Dataset rows describing interfaces:
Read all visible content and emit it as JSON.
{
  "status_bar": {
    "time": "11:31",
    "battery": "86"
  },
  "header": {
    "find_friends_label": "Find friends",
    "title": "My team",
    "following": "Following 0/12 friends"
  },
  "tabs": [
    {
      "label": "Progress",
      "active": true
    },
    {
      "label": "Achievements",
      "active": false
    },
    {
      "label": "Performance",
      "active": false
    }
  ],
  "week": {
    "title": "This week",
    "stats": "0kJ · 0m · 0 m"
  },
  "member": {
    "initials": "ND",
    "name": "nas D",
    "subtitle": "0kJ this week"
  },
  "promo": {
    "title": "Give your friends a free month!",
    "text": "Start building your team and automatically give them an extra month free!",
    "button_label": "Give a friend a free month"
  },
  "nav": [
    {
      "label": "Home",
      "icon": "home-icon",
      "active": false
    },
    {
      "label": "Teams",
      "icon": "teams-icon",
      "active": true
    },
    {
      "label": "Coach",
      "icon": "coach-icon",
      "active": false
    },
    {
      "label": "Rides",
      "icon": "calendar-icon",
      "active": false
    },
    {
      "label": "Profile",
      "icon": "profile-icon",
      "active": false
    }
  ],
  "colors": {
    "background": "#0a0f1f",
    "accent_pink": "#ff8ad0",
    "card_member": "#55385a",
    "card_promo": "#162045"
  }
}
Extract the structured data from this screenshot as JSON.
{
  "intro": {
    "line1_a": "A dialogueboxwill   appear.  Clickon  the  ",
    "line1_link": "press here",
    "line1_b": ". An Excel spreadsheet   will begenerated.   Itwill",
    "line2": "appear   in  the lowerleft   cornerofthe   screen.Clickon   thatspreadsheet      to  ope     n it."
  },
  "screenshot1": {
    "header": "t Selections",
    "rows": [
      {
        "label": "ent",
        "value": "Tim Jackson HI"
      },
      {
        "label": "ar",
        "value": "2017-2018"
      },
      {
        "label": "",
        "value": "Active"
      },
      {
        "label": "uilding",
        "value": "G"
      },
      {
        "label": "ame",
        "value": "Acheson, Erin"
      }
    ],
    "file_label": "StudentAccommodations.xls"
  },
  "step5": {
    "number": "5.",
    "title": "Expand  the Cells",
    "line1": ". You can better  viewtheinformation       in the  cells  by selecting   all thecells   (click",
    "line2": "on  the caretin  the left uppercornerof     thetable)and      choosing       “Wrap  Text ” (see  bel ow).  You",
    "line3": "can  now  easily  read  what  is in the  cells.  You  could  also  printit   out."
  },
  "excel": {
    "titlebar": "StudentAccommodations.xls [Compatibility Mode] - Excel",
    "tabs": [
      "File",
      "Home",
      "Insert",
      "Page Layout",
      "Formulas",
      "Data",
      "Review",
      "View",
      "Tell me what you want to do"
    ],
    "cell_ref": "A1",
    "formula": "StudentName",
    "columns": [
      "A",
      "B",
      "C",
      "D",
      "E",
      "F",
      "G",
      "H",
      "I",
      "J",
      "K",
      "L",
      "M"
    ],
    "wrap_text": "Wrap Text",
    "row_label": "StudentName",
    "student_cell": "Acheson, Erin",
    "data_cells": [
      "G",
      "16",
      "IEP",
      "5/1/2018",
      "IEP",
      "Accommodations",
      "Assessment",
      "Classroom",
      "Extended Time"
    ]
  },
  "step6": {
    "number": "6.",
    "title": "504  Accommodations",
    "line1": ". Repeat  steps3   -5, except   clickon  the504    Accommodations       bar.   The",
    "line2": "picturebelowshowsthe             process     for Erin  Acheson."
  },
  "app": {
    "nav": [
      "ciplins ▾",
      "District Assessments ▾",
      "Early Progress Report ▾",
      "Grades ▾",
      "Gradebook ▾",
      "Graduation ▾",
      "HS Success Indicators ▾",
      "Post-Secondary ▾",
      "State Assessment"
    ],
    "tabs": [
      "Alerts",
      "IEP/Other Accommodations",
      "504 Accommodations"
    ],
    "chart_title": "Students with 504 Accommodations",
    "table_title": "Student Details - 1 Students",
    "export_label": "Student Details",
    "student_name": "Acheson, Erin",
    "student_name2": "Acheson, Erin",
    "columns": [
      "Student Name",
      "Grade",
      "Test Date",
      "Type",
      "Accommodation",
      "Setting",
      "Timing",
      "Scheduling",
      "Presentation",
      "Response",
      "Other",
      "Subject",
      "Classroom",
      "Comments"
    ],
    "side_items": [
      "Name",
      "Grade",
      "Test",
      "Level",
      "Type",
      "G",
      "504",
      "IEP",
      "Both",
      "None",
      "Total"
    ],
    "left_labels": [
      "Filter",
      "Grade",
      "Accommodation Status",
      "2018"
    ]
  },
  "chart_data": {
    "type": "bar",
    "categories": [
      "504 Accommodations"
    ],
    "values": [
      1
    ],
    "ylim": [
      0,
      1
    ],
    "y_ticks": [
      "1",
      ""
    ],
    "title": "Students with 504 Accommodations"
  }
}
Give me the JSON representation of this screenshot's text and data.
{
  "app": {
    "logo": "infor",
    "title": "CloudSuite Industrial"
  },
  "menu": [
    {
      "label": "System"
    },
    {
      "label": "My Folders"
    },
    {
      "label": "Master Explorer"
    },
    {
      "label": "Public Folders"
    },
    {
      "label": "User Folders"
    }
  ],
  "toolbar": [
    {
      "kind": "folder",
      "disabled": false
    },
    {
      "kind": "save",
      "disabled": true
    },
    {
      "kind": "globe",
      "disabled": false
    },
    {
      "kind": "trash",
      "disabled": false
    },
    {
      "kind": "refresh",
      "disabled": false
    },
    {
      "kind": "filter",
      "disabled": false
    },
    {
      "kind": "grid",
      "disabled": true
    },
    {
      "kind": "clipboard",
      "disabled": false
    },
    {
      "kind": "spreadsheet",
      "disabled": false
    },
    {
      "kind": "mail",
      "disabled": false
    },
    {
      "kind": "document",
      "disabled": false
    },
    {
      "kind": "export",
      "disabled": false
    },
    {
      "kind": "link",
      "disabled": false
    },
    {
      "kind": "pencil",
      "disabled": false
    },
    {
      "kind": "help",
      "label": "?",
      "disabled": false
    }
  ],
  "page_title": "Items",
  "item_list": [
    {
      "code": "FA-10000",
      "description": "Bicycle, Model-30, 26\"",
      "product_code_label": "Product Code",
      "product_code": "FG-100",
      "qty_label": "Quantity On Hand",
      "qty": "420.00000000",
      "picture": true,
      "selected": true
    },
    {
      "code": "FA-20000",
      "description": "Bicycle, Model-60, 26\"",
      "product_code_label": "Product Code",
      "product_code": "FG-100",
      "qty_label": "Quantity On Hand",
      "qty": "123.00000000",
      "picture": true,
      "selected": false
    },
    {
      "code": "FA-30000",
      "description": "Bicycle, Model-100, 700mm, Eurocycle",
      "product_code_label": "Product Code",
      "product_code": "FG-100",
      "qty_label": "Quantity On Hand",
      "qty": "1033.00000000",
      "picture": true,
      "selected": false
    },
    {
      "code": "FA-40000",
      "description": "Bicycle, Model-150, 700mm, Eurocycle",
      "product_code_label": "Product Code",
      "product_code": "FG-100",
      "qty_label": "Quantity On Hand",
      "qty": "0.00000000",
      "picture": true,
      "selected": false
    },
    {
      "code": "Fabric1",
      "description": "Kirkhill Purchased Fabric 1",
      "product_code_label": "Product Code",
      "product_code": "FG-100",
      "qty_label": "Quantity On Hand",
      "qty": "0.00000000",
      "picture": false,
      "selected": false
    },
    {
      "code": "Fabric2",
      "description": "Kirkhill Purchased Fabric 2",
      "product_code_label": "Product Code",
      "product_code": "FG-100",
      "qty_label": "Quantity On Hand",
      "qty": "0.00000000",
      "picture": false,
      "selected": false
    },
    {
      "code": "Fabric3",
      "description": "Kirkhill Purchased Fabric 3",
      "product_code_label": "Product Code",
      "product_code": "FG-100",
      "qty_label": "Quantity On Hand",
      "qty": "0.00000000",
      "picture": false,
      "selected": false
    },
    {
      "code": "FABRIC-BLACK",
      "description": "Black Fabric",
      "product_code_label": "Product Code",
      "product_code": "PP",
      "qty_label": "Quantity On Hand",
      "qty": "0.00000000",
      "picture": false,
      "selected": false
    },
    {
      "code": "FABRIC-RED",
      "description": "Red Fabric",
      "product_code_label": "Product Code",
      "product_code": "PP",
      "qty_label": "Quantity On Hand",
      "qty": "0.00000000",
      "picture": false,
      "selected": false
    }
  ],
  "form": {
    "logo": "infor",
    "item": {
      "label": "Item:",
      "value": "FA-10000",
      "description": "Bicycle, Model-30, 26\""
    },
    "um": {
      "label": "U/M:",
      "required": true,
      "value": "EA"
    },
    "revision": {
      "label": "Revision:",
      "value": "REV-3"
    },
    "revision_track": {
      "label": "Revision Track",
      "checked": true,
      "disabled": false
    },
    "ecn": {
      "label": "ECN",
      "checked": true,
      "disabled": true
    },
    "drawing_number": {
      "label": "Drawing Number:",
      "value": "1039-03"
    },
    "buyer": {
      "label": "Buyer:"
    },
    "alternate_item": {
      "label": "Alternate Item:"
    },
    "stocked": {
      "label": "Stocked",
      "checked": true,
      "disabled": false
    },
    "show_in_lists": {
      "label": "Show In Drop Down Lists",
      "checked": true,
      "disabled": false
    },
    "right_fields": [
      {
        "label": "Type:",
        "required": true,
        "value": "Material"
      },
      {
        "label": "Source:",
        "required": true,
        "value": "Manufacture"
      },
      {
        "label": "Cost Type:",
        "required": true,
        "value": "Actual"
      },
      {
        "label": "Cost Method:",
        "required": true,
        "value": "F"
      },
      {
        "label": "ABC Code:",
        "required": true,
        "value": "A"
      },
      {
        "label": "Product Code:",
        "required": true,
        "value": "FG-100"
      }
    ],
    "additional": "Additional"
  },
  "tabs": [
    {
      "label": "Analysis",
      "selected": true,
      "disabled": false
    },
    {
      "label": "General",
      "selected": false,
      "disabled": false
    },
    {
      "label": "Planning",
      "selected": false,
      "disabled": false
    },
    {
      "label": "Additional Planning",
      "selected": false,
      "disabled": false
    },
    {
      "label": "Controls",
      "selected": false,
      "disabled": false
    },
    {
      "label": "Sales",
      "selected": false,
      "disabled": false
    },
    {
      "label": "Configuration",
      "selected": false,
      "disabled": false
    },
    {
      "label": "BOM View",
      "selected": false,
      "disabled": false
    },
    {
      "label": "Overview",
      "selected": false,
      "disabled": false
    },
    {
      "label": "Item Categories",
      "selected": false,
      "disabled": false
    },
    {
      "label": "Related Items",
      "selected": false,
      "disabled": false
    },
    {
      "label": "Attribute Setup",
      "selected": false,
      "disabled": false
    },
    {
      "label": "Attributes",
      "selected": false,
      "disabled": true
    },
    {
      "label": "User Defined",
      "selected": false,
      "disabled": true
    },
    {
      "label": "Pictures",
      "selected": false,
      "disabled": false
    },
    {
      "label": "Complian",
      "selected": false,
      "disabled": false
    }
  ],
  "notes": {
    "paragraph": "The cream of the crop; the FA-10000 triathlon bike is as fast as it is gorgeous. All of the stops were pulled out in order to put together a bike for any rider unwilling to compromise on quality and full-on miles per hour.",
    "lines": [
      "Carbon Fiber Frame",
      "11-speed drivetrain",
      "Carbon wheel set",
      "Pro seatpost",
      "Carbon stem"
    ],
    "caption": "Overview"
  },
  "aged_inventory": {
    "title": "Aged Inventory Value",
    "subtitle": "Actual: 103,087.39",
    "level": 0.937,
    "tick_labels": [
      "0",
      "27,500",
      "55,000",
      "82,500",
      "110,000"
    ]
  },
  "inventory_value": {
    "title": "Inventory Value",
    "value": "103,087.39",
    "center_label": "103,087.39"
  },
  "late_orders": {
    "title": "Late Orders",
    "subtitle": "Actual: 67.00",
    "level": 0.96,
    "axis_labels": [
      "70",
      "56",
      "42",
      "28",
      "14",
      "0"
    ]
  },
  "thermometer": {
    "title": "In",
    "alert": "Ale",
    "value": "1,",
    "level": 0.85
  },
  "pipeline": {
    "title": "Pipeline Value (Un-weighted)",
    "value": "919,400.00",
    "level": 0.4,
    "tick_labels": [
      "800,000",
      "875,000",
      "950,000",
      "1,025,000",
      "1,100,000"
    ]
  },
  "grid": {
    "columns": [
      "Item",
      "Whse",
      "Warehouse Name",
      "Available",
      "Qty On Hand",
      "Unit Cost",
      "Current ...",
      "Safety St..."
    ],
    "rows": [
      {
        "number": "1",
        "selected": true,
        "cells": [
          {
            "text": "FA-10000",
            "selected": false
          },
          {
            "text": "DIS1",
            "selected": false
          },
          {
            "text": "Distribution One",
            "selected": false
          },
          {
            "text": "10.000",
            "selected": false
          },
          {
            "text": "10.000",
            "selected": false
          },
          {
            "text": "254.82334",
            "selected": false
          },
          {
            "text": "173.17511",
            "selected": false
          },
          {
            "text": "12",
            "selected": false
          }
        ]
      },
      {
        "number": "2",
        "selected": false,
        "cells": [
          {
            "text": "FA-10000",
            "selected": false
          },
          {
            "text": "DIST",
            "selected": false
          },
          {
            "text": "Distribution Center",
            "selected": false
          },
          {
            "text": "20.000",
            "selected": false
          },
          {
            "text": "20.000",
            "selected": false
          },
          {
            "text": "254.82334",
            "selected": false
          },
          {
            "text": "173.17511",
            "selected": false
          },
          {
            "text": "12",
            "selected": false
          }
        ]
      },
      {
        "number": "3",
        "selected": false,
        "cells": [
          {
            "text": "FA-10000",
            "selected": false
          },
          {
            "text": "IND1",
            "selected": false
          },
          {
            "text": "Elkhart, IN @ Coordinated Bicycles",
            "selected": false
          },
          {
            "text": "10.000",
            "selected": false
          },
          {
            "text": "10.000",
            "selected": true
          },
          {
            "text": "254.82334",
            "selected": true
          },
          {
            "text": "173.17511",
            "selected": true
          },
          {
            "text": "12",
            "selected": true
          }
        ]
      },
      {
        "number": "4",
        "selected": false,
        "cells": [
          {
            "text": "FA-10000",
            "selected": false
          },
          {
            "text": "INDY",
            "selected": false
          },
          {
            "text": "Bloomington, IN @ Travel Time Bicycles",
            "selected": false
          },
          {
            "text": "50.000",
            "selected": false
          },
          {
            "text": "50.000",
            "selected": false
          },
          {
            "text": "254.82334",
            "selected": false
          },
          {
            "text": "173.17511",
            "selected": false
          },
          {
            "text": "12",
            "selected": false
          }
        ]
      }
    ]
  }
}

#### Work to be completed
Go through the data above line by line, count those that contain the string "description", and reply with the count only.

#### Reply
10